The types of exemptions allowed in a bankruptcy proceeding is determined by federal and state statutes and varies by state. Some states allow the filer to choose to use either the state or federal exemptions while other states do not allow the federal exemptions to be used. Federal and state exemptions can not both be used. It is important to note that changes in bankruptcy law under the BAPCPA in 2005, requires a debtor who moves from one state to another within 2 years of filing the bankruptcy case to use exemptions from where the debtor resided for the majority of the 180 day period before the 2 years before they filed bankruptcy [§ 522(b)(3)]. Debtors who become ineligible for any exemption under the new bankruptcy code changes may use the federal exemptions. Changes in residency laws were made to eliminate the opportunity for filers to move to a new state which had more generous exemptions and immediately file bankruptcy.

Chapter 7 Bankruptcy liquidates a filer's assets and uses the income to repay creditors. Some Chapter 7 Bankruptcy filers do not have assets to liquidate, but if a filer does have property, the bankruptcy laws allow them to protect or "exempt" certain assets.

Whether a filer is filing Chapter 7 Bankruptcy or Chapter 13 Bankruptcy the most common types of assets protected in each state include: the filer's primary residence, tools of the trade, a vehicle, pensions and public benefits and work equipment. It is important to talk to a bankruptcy lawyer for information about the specific types of exemptions allowed in each state and whether or not it is best to use the state or federal exemptions.

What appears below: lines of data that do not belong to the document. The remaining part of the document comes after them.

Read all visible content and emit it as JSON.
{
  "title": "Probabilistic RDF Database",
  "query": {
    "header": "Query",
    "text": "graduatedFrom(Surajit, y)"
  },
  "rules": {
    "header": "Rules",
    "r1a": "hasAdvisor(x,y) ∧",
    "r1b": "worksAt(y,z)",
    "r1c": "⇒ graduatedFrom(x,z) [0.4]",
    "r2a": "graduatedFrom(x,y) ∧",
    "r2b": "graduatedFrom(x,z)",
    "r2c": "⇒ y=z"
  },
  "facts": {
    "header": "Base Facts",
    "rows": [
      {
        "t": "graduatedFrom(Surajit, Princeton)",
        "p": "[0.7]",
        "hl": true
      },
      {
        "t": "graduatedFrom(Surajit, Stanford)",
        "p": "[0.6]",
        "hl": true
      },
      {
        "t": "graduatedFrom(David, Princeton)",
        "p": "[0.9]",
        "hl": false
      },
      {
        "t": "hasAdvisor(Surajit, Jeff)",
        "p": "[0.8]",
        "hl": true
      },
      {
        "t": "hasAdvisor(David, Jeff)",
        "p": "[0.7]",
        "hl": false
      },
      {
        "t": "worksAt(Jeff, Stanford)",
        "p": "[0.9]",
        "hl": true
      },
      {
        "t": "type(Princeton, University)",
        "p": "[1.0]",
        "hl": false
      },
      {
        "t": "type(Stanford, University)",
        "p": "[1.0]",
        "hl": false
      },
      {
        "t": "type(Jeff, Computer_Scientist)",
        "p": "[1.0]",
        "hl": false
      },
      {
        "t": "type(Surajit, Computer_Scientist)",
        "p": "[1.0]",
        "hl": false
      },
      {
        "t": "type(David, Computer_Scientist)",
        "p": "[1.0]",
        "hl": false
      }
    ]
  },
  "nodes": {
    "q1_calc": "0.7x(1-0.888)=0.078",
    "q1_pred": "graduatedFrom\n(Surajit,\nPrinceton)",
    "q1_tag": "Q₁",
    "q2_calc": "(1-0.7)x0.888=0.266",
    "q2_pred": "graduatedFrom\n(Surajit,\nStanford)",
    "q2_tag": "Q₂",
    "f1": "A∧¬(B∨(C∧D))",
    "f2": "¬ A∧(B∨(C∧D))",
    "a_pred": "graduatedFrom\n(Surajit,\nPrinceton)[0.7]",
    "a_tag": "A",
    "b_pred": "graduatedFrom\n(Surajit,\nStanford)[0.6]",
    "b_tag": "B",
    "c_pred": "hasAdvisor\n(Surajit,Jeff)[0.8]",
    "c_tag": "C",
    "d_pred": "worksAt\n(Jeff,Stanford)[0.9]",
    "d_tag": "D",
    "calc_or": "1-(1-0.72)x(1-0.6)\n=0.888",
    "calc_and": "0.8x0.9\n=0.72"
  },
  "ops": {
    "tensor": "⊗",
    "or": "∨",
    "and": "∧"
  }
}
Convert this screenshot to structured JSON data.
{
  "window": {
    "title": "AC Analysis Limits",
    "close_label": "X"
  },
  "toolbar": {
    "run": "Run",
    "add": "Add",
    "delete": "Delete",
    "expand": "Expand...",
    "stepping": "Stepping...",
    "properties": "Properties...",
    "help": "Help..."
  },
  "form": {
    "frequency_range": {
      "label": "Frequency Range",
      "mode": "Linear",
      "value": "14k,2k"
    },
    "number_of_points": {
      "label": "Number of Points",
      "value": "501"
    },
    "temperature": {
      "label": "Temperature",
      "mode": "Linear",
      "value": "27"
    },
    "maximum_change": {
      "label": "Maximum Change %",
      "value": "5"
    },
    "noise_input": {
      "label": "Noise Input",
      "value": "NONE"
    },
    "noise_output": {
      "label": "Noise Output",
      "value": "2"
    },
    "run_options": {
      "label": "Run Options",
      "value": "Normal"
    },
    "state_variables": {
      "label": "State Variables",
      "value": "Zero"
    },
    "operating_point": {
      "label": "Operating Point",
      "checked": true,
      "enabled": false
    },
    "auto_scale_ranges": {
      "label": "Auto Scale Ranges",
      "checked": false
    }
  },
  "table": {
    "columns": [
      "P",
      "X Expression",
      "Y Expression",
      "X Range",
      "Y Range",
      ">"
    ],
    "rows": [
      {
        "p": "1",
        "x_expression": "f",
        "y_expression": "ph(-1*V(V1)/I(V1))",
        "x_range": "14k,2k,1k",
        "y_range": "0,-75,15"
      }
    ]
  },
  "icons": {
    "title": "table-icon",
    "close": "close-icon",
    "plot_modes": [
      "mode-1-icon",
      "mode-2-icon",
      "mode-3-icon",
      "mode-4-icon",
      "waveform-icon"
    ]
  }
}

A bankruptcy attorney can also help a filer complete Schedule C which is the bankruptcy form which outlines the filer's property which they claim should be exempt in the bankruptcy proceedings.